The number of short-sales — when banks accept less money for a home than is currently owed on the mortgage — crept up in August from the previous month. In theory, that’s good news because an uptick in short-sales should fewer homes going into foreclosure.
But that’s not the case yet. August foreclosure sales increased 12 percent from July, and foreclosure starts grew 14 percent. Faith Schwartz, executive director of HOPE NOW, attributed the rise to lenders clearing their foreclosure backlog, noting that many of the foreclosures have been in process for at least a year.
“The incentives for short-sales continue to increase,” she said. “The $25 billion foreclosure settlement, and the fact that many servicers aren’t used to holding on to foreclosures or [real-estate owned properties] means incentive is increasing.”
The goal is to resolve foreclosures before homes end up sitting abandoned and blighting the surrounding community, Schwartz added.

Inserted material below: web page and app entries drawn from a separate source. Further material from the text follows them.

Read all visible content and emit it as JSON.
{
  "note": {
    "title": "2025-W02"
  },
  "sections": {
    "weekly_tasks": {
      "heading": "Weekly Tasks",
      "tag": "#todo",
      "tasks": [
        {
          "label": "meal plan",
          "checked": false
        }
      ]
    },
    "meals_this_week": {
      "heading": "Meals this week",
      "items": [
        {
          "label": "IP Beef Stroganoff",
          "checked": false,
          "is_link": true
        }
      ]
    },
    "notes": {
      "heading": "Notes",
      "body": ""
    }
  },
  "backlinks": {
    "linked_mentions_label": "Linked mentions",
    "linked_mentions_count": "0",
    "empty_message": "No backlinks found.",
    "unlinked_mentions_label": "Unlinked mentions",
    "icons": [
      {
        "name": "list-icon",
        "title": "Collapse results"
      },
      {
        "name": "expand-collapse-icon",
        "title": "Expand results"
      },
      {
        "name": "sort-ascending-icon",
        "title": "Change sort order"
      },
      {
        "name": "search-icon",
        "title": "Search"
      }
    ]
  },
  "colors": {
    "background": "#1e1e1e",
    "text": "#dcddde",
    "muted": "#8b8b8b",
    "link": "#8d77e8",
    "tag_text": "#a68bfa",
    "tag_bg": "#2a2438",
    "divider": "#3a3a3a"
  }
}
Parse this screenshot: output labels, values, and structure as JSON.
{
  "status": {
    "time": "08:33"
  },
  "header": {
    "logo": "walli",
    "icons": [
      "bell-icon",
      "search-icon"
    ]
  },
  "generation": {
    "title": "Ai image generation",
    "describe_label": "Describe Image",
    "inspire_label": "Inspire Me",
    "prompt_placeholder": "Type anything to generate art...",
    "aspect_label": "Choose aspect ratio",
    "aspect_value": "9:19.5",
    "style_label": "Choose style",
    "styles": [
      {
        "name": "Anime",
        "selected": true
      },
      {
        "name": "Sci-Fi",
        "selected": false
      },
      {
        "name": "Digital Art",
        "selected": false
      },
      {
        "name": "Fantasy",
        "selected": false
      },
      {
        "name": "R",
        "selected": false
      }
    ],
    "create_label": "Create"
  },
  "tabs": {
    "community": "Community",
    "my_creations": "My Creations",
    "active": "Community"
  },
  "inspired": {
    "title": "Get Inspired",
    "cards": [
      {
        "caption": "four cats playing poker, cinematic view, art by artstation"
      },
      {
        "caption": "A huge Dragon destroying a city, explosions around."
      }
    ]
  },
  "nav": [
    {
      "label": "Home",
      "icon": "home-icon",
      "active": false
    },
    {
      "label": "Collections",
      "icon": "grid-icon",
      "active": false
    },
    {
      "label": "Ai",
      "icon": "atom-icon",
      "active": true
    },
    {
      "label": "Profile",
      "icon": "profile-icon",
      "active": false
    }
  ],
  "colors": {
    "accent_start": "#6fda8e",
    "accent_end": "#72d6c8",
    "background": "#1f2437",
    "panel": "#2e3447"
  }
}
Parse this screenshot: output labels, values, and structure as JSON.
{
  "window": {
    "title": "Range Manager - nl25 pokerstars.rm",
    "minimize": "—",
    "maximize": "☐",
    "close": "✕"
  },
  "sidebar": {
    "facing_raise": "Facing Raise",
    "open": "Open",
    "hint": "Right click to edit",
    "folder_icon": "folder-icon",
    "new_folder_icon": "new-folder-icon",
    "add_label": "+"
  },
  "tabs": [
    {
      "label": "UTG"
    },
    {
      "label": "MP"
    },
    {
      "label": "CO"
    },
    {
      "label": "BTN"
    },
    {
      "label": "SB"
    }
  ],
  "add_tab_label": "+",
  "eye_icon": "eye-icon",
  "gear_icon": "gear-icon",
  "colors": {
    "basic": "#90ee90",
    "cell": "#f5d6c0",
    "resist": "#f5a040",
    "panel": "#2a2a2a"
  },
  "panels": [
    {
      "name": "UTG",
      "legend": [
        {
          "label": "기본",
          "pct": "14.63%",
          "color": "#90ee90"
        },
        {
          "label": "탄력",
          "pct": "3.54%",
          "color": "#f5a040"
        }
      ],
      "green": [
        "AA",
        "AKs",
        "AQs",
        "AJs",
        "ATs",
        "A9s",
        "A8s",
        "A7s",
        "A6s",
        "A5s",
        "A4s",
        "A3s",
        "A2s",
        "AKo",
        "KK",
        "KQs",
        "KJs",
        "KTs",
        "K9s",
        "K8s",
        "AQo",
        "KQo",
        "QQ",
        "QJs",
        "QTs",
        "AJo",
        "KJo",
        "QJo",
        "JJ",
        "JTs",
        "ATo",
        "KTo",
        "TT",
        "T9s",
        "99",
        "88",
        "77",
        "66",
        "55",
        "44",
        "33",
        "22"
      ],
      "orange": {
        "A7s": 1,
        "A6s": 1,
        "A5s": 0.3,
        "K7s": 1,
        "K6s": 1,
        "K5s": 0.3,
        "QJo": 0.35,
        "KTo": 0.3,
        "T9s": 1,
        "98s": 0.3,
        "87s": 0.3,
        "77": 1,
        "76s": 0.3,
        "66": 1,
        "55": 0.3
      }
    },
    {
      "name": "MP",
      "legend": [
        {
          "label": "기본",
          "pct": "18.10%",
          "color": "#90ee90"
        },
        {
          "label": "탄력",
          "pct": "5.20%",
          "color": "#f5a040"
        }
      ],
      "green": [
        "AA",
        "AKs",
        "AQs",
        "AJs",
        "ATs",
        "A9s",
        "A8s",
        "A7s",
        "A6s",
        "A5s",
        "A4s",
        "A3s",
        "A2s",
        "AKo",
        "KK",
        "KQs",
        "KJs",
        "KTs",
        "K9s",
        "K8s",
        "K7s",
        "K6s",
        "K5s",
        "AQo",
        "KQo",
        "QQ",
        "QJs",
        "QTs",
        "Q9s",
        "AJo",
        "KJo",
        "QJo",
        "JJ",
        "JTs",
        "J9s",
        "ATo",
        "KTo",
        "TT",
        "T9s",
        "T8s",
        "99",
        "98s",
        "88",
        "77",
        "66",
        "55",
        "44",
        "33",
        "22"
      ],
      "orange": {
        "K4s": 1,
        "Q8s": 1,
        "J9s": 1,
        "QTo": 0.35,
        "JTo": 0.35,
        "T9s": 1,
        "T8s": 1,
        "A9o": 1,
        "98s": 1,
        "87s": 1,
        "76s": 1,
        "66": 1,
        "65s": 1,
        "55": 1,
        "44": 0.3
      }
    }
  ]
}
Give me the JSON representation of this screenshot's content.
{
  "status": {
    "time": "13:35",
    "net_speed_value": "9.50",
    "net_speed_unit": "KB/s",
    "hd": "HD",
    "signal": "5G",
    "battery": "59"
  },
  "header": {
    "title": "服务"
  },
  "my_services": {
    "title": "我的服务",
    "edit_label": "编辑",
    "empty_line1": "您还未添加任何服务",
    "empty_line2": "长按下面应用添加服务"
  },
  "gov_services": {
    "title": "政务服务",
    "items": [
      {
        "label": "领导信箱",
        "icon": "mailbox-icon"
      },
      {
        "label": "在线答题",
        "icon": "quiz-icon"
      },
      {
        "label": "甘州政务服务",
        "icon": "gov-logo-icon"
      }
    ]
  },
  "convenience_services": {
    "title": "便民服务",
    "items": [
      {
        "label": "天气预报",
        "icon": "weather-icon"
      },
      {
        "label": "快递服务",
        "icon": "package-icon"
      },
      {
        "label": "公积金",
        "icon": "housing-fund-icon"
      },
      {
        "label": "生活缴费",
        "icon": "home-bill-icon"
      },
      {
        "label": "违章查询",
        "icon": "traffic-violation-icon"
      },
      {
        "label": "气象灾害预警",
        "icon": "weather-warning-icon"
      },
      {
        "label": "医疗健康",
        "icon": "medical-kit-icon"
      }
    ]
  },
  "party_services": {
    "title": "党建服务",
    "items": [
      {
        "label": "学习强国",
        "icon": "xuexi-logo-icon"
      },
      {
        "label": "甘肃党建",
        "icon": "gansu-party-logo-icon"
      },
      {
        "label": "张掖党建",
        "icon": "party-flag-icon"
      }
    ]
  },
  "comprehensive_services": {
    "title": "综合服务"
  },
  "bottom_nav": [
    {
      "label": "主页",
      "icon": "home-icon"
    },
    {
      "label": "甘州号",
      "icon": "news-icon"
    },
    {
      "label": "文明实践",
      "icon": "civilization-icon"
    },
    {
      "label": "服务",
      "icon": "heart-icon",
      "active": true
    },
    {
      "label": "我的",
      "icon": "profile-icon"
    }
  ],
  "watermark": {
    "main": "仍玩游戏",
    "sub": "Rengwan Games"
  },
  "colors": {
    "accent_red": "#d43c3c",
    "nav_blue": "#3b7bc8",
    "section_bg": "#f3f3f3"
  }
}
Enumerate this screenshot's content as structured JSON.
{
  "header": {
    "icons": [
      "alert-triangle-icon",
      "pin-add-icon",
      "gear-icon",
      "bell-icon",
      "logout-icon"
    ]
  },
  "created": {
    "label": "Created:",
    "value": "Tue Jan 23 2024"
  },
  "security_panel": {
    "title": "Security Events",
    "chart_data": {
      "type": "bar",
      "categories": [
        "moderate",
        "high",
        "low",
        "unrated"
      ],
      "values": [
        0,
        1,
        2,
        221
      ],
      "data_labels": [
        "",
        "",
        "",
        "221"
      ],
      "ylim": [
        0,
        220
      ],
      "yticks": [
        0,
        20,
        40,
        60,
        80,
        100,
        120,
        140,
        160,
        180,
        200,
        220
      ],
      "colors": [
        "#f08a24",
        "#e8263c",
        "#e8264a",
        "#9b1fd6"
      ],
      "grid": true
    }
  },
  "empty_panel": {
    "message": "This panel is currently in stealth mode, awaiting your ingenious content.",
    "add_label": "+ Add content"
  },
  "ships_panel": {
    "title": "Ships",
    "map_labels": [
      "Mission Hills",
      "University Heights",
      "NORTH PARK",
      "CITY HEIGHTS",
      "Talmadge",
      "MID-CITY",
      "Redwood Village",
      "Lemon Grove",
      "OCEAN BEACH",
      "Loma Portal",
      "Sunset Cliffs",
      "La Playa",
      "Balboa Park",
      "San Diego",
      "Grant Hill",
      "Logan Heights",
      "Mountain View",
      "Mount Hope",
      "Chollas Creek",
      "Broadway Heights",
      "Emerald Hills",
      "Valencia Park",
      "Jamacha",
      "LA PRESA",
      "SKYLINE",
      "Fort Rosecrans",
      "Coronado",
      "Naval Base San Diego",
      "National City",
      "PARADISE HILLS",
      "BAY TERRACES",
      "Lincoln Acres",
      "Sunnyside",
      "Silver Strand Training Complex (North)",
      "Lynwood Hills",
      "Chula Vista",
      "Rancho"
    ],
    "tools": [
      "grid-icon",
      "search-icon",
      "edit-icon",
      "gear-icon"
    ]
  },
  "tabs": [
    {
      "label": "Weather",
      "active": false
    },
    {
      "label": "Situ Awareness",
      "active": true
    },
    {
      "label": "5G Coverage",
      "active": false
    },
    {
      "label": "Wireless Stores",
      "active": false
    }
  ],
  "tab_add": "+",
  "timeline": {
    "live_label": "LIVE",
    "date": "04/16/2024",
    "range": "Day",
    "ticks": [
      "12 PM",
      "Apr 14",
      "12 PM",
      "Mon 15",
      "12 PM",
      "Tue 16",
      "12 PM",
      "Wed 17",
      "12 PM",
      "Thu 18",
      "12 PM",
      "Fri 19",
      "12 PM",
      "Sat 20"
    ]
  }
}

The data also suggest that more homeowners are making mortgage payments on time. The number of homeowners delinquent 60 days or more on their mortgage fell 2 percent in August, down to 2.42 million. In July, 2.47 million homeowners were seriously delinquent on their mortgages. Fewer borrowers are falling behind at least 60 days on their mortgages, and there are fewer current (30 day) defaults.
“While this is almost 40 percent lower than the all-time high of 4 million homeowners seriously past-due on their mortgage, we cannot forget there are many more who remain at risk of foreclosure,” Schwartz said, noting that short-sales are an integral part of helping homeowners. Yet many borrowers don’t know a short-sale is an option.
While short-sales, foreclosure starts and foreclosure sales rose in August, the number of homeowners who got mortgage relief in the form of loan modifications fell. Roughly 76,000 homeowners got permanent loan modifications under both both lender programs and the federal government’s Home Affordable Modification Program (HAMP). That’s down from July, when more than 82,000 homeowners received modifications from both HAMP and private companies.
Most loan mods start as HAMP modifications. If the borrower does not meet HAMP standards, they may be considered for alternative, proprietary modifications.
In total, 5.75 million homeowners have received permanent loan modifications since 2007, with more than 543,000 of those modifications occurring since January. Most homeowners who have had loans modified since the beginning of the year have done so through a lender or loan servicer.
Only 143,420 homeowners have received loan mods this year under HAMP which has very rigid documentation and debt-to-income standards. Since 2007, most of the loan mods — nearly 4.7 million — have been completed via proprietary loan modifications. Comparatively, the government’s HAMP program has modified roughly 1.1 million loans since it began reporting in 2009.